▸ **Directions for this task**: One line at a time, check the entries below for the word "Testament", and copy each line that has it.

Interface dataset entries
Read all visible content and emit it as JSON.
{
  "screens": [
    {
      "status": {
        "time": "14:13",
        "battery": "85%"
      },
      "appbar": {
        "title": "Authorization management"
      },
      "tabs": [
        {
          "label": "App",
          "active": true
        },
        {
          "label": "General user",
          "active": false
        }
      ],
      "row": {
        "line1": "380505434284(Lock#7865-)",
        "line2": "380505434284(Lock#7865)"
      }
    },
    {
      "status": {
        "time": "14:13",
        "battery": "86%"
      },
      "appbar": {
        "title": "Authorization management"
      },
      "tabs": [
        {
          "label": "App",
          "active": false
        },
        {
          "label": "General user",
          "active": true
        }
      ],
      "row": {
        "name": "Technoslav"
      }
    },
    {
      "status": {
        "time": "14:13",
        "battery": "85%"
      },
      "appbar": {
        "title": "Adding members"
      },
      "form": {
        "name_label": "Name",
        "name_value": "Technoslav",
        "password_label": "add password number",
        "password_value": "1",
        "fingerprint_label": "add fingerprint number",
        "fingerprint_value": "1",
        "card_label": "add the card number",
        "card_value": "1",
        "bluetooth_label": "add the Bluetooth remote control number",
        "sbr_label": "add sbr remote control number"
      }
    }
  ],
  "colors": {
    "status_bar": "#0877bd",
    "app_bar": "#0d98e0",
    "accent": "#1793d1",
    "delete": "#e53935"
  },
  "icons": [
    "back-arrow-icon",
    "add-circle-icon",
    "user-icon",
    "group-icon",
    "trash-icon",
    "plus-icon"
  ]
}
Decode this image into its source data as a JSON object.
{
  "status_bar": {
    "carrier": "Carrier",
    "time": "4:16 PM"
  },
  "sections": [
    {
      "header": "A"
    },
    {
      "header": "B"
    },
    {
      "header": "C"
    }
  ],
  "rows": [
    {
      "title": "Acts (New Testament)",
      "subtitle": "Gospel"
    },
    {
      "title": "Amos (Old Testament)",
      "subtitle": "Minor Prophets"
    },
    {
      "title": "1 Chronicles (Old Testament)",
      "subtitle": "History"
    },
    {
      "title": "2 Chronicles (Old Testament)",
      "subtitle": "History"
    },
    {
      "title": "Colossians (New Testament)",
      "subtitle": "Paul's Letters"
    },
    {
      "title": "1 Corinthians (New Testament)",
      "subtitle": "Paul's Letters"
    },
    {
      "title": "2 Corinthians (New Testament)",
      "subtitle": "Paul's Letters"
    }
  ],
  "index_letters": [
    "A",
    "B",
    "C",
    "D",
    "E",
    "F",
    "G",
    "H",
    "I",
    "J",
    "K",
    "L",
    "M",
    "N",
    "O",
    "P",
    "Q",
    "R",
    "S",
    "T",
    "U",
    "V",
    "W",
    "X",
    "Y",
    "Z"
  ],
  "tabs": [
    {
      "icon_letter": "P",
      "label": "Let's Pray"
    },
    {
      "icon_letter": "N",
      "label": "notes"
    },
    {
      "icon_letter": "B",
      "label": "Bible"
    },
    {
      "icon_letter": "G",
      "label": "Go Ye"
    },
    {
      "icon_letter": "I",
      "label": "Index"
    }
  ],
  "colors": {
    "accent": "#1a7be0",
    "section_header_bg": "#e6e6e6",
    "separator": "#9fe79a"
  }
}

▸ **Response for this exercise**:
      "title": "Acts (New Testament)",
      "title": "Amos (Old Testament)",
      "title": "1 Chronicles (Old Testament)",
      "title": "2 Chronicles (Old Testament)",
      "title": "Colossians (New Testament)",
      "title": "1 Corinthians (New Testament)",
      "title": "2 Corinthians (New Testament)",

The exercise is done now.